Thanks so much for the giggles and smiles, Chris! We all love them!
Thank you, M. L. Davis on the ‘Uninspired Writer’ blog, for your article about characters.
Creating characters is one of the most exciting parts of novel writing. Getting to know your heroes, your villains, your story’s main players is a lot of fun. You’ll learn more about them as you write, at that exploration is the best way to understand them completely. But before you start writing, there are five things you need to know about them. Take a look:
Starting simply, it’s very helpful to have character names before you start. I can’t pretend I’ve not written ‘NAME HERE’ for minor characters in early drafts, but with your key players it’s easier to have the names early on. Baby name books/websites are great for this, as you have unlimited options and they tend to include origins and name meanings too.
Thank you very much for this post about bad Amazon book reviews. We all appreciate your work, Derek Haines.
on Just Publishing Advice:
They are infuriating, annoying, and often stupid. They are unfair, depressing, and disheartening.
But bad book reviews are one of the harsh realities of being a published author today.
If you’re a seasoned author, you know what I’m talking about.
If you are a new author who is about to publish your first book, you will come to know soon enough.
A book review asks; does the book work for me?
A customer review is different
The worst of the worst
Free ebooks can attract negative reviews
Here we go again!
It’s only a review
Thanks so much for the giggle, Story Reading Ape! I had a good time with this one!
Erica Verillo, thank you for providing us with the names and information of four UK agents seeking our work! We really appreciate it!
on Publishing … and Other Forms of Insanity:

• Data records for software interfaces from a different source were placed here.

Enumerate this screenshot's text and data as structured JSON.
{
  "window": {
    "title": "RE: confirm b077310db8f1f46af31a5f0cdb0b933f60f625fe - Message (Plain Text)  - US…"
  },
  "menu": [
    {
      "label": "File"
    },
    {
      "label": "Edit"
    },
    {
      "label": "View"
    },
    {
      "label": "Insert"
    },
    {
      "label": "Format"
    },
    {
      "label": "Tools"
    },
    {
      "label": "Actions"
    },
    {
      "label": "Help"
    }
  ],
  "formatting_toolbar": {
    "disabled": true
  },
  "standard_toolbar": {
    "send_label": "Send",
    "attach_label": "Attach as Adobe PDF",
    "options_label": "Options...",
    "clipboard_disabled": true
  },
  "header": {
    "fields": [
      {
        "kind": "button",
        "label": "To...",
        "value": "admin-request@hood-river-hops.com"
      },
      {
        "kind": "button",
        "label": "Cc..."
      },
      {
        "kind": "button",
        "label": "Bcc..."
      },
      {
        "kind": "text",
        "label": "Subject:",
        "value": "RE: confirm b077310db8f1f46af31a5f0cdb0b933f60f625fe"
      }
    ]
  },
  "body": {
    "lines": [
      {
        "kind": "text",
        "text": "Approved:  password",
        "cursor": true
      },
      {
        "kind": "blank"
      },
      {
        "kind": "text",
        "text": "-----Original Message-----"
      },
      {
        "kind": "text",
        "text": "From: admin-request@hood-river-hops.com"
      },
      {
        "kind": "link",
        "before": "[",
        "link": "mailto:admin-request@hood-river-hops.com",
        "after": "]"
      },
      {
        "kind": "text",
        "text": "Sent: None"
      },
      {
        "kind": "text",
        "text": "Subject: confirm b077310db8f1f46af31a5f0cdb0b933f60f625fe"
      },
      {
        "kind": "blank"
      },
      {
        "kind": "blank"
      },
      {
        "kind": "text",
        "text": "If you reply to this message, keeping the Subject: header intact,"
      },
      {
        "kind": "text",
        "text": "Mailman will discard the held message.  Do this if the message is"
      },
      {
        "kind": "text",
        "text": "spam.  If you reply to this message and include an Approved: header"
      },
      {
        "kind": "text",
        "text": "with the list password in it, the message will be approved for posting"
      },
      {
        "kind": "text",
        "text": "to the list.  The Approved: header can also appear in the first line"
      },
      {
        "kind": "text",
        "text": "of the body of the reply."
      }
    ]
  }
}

Here are four UK agents expanding their client lists.
Mark “Stan” Stanton is always on the lookout for new crime writers. He is actively searching for new novelists and non-fiction projects.
Jamie Cowen is looking for genre fiction of all kinds, including crime, thrillers, SF, fantasy and horror, and all fiction for young adults. He is also looking for sport-related non-fiction, and commercial narrative non-fiction, and is keen to see submissions of all genres from BAME and LGBTQ writers.
Julian Alexander represents fiction and nonfiction of all kinds, from history and medicine, heartwarming memoir, to illustrated books, to edgy detective novels and fast paced thrillers.
John Ash is seeking literary fiction, ambitious fantasy, and anything with a dark vein of humour running through it. On the non-fiction side, he loves to read literary and unusual narrative non-fiction and memoir, and is especially interested in writing on music, cultural history, nature and art.
Always check the agency website and agent bio before submitting. Agents can switch agencies or close their lists, and submission requirements can change.
K. M. Weiland provides us with a blog post describing misconceptions about being a writer. Thank you very much, K. M. Weiland!
on Helping Writers become Authors:
Like any good story, the writing life is a tale of deceptive depth.
At first glance, it offers up a shiny, artsy, fun cover. Become a Writer! its title beckons, and its first chapters lure us in by fulfilling all these initial promises.
But the deeper we get, the further we go, the more we realize there’s more to this story than meets the eye.
There’s more adventure, more conflict, more drama, and more comedy than we could ever have realized.
In short, there are many different misconceptions about being a writer.
AdminBD provides us with a few good tips and hints on Anne R. Allen’s blog. Thank you very much for this great article.
on Anne R. Allen:
One of the primo, Number One “rules” for writers is write what you know.
Writing what you know is generally excellent advice for writers who are in the early stages of their careers. Knowing your setting — whether it’s geographical, professional, familial, is one less issue you’ll have to face when you’re still not yet completely comfortable with fiction’s basic craft elements — narrative, backstory, plot, dialogue, character.
What if you can’t — or don’t want to — write what you know?